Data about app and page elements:
• • • • • • •

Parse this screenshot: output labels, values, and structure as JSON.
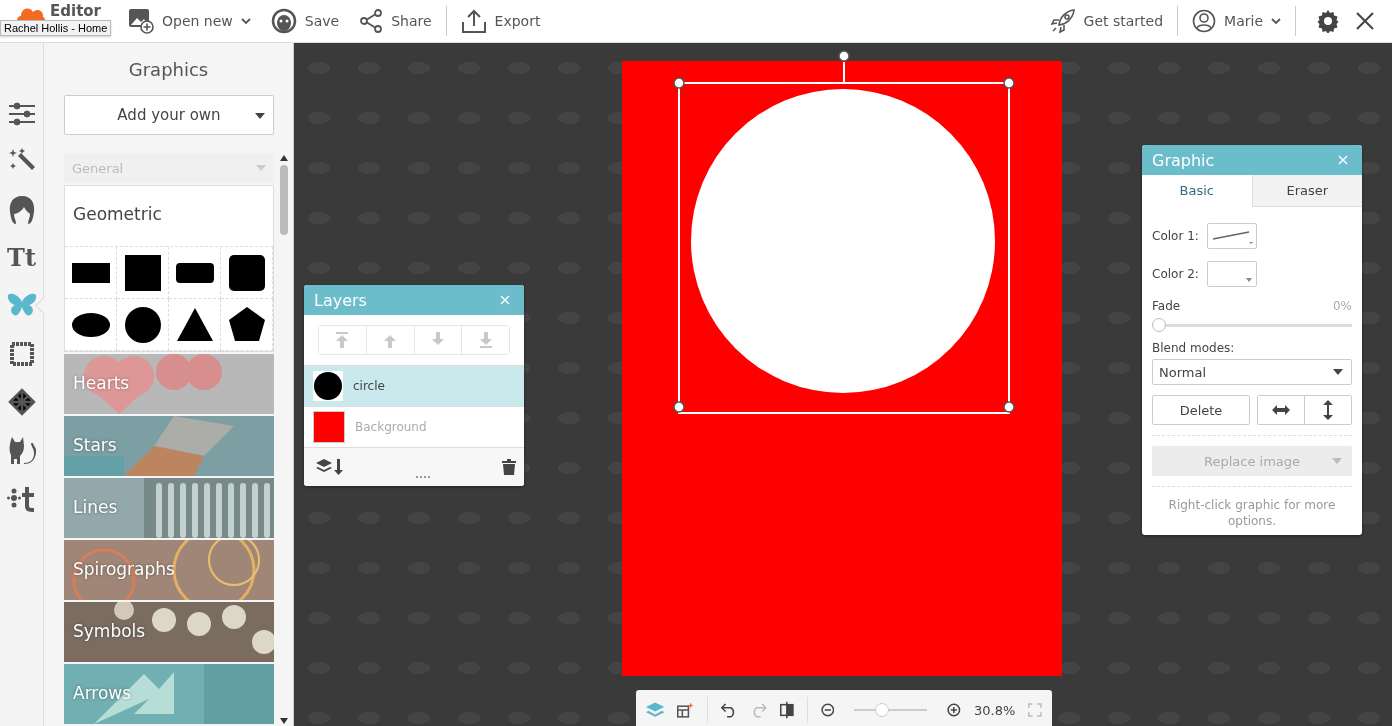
{
  "topbar": {
    "logo": "Editor",
    "tooltip": "Rachel Hollis - Home",
    "actions": [
      {
        "kind": "open",
        "label": "Open new",
        "dropdown": true
      },
      {
        "kind": "save",
        "label": "Save",
        "dropdown": false
      },
      {
        "kind": "share",
        "label": "Share",
        "dropdown": false
      },
      {
        "kind": "export",
        "label": "Export",
        "dropdown": false
      }
    ],
    "get_started": "Get started",
    "user": "Marie"
  },
  "sidebar": {
    "items": [
      {
        "kind": "adjust",
        "selected": false
      },
      {
        "kind": "effects",
        "selected": false
      },
      {
        "kind": "touchup",
        "selected": false
      },
      {
        "kind": "text",
        "label": "Tt",
        "selected": false
      },
      {
        "kind": "graphics",
        "selected": true
      },
      {
        "kind": "frames",
        "selected": false
      },
      {
        "kind": "textures",
        "selected": false
      },
      {
        "kind": "seasonal",
        "selected": false
      },
      {
        "kind": "stamp",
        "selected": false
      }
    ]
  },
  "graphics_panel": {
    "title": "Graphics",
    "add_button": "Add your own",
    "category_select": {
      "placeholder": "General"
    },
    "section_title": "Geometric",
    "shapes": [
      {
        "kind": "rectangle"
      },
      {
        "kind": "square"
      },
      {
        "kind": "rounded-rectangle"
      },
      {
        "kind": "rounded-square"
      },
      {
        "kind": "ellipse"
      },
      {
        "kind": "circle"
      },
      {
        "kind": "triangle"
      },
      {
        "kind": "pentagon"
      }
    ],
    "categories": [
      {
        "label": "Hearts"
      },
      {
        "label": "Stars"
      },
      {
        "label": "Lines"
      },
      {
        "label": "Spirographs"
      },
      {
        "label": "Symbols"
      },
      {
        "label": "Arrows"
      }
    ]
  },
  "layers": {
    "title": "Layers",
    "rows": [
      {
        "name": "circle",
        "kind": "shape",
        "selected": true
      },
      {
        "name": "Background",
        "kind": "fill",
        "selected": false
      }
    ]
  },
  "graphic_panel": {
    "title": "Graphic",
    "tabs": [
      {
        "label": "Basic",
        "selected": true
      },
      {
        "label": "Eraser",
        "selected": false
      }
    ],
    "color1_label": "Color 1:",
    "color2_label": "Color 2:",
    "fade": {
      "label": "Fade",
      "reading": "0%",
      "level": 0
    },
    "blend_label": "Blend modes:",
    "blend_value": "Normal",
    "delete": "Delete",
    "replace": {
      "label": "Replace image",
      "disabled": true
    },
    "hint": "Right-click graphic for more options."
  },
  "zoom": {
    "level": 0.38,
    "reading": "30.8%"
  }
}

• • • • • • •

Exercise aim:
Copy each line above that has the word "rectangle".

Problem solution:
        "kind": "rectangle"
        "kind": "rounded-rectangle"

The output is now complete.